(Dataset entries begins)
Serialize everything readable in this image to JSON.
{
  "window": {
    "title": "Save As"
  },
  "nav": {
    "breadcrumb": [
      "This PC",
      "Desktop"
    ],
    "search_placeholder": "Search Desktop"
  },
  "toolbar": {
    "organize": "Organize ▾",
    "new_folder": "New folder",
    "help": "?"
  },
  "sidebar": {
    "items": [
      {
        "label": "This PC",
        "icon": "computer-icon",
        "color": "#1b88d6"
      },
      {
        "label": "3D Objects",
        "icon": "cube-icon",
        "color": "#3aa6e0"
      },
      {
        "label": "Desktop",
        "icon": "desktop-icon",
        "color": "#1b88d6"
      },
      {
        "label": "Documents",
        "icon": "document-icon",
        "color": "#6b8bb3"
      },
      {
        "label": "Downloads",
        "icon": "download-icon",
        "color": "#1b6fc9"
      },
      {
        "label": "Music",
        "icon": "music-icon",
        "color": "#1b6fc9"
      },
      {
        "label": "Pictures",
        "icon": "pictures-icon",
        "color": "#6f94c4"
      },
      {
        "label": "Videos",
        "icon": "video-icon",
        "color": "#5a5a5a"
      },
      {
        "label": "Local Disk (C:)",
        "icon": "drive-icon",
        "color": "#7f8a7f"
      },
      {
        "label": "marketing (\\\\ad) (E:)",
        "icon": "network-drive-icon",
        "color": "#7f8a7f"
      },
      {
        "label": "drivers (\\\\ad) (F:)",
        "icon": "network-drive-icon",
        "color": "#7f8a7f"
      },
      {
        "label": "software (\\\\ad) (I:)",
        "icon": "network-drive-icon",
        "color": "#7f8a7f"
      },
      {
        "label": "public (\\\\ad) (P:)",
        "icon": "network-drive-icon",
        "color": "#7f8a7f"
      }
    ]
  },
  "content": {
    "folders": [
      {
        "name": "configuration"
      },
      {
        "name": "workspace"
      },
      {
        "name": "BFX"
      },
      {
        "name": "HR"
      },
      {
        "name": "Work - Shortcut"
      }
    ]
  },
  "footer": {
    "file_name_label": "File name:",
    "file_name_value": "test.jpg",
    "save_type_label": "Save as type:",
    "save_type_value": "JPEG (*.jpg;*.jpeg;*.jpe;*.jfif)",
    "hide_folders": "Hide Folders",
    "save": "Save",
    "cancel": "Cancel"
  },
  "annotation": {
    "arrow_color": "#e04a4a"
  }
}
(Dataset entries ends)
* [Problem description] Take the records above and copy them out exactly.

* [The completed task]
Serialize everything readable in this image to JSON.
{
  "window": {
    "title": "Save As"
  },
  "nav": {
    "breadcrumb": [
      "This PC",
      "Desktop"
    ],
    "search_placeholder": "Search Desktop"
  },
  "toolbar": {
    "organize": "Organize ▾",
    "new_folder": "New folder",
    "help": "?"
  },
  "sidebar": {
    "items": [
      {
        "label": "This PC",
        "icon": "computer-icon",
        "color": "#1b88d6"
      },
      {
        "label": "3D Objects",
        "icon": "cube-icon",
        "color": "#3aa6e0"
      },
      {
        "label": "Desktop",
        "icon": "desktop-icon",
        "color": "#1b88d6"
      },
      {
        "label": "Documents",
        "icon": "document-icon",
        "color": "#6b8bb3"
      },
      {
        "label": "Downloads",
        "icon": "download-icon",
        "color": "#1b6fc9"
      },
      {
        "label": "Music",
        "icon": "music-icon",
        "color": "#1b6fc9"
      },
      {
        "label": "Pictures",
        "icon": "pictures-icon",
        "color": "#6f94c4"
      },
      {
        "label": "Videos",
        "icon": "video-icon",
        "color": "#5a5a5a"
      },
      {
        "label": "Local Disk (C:)",
        "icon": "drive-icon",
        "color": "#7f8a7f"
      },
      {
        "label": "marketing (\\\\ad) (E:)",
        "icon": "network-drive-icon",
        "color": "#7f8a7f"
      },
      {
        "label": "drivers (\\\\ad) (F:)",
        "icon": "network-drive-icon",
        "color": "#7f8a7f"
      },
      {
        "label": "software (\\\\ad) (I:)",
        "icon": "network-drive-icon",
        "color": "#7f8a7f"
      },
      {
        "label": "public (\\\\ad) (P:)",
        "icon": "network-drive-icon",
        "color": "#7f8a7f"
      }
    ]
  },
  "content": {
    "folders": [
      {
        "name": "configuration"
      },
      {
        "name": "workspace"
      },
      {
        "name": "BFX"
      },
      {
        "name": "HR"
      },
      {
        "name": "Work - Shortcut"
      }
    ]
  },
  "footer": {
    "file_name_label": "File name:",
    "file_name_value": "test.jpg",
    "save_type_label": "Save as type:",
    "save_type_value": "JPEG (*.jpg;*.jpeg;*.jpe;*.jfif)",
    "hide_folders": "Hide Folders",
    "save": "Save",
    "cancel": "Cancel"
  },
  "annotation": {
    "arrow_color": "#e04a4a"
  }
}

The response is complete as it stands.